PSMA PET/CT and mpMRI data from 19 prostate cancer patients were co-registered with whole-mount histopathology using an established registration framework. Apparent Diffusion Coefficient (ADC) maps were computed from DWI and semi-quantitative and quantitative parameters from DCE MRI. Voxel-wise correlation analysis was conducted between mpMRI parameters and PET Standardised Uptake Value (SUV) for all tumour voxels.

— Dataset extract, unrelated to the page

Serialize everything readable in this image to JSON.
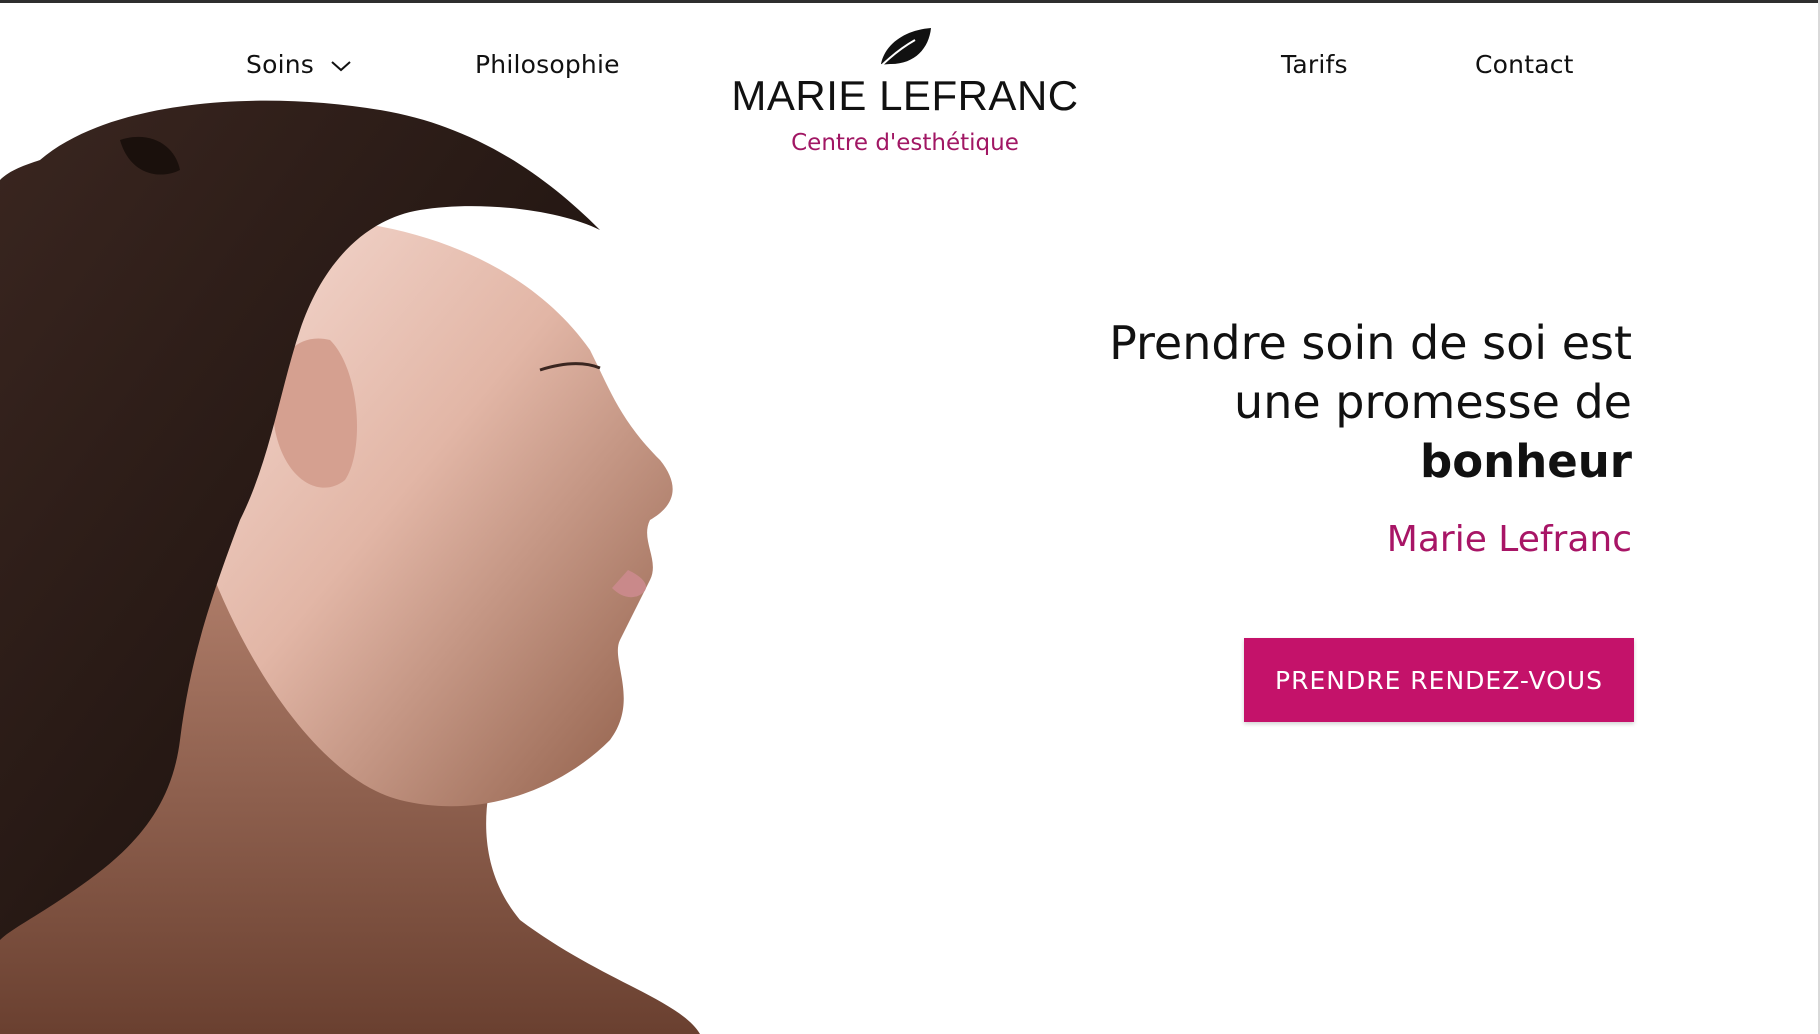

Classification models were built using radiomic and clinical features to predict IPLs at a voxel level and then classified further into high-grade or low-grade voxels.
Perfusion parameters from DCE MRI were more highly correlated with PET SUV than ADC or T2w. IPLs were best detected with a Random Forest Classifier using radiomic features from PET and mpMRI rather than either modality alone (sensitivity, specificity and area under the curve of 0.842, 0.804 and 0.890, respectively). The tumour grading model had an overall accuracy ranging from 0.671 to 0.992.
Machine learning classifiers using radiomic features from PSMA PET and mpMRI show promise for predicting IPLs and differentiating between high-grade and low-grade disease, which could be used to inform biologically targeted radiation therapy planning.
EJNMMI research. 2023 Apr 26*** epublish ***
Tsz Him Chan, Annette Haworth, Alan Wang, Mahyar Osanlouy, Scott Williams, Catherine Mitchell, Michael S Hofman, Rodney J Hicks, Declan G Murphy, Hayley M Reynolds
Auckland Bioengineering Institute, The University of Auckland, Auckland, New Zealand., Institute of Medical Physics, School of Physics, The University of Sydney, Sydney, NSW, Australia., Sir Peter MacCallum Department of Oncology, The University of Melbourne, Melbourne, VIC, Australia., Department of Pathology, Peter MacCallum Cancer Centre, Melbourne, VIC, Australia., Department of Medicine, St Vincent's Hospital Medical School, The University of Melbourne, Melbourne, VIC, Australia., Division of Cancer Surgery, Peter MacCallum Cancer Centre, Melbourne, VIC, Australia., Auckland Bioengineering Institute, The University of Auckland, Auckland, New Zealand. .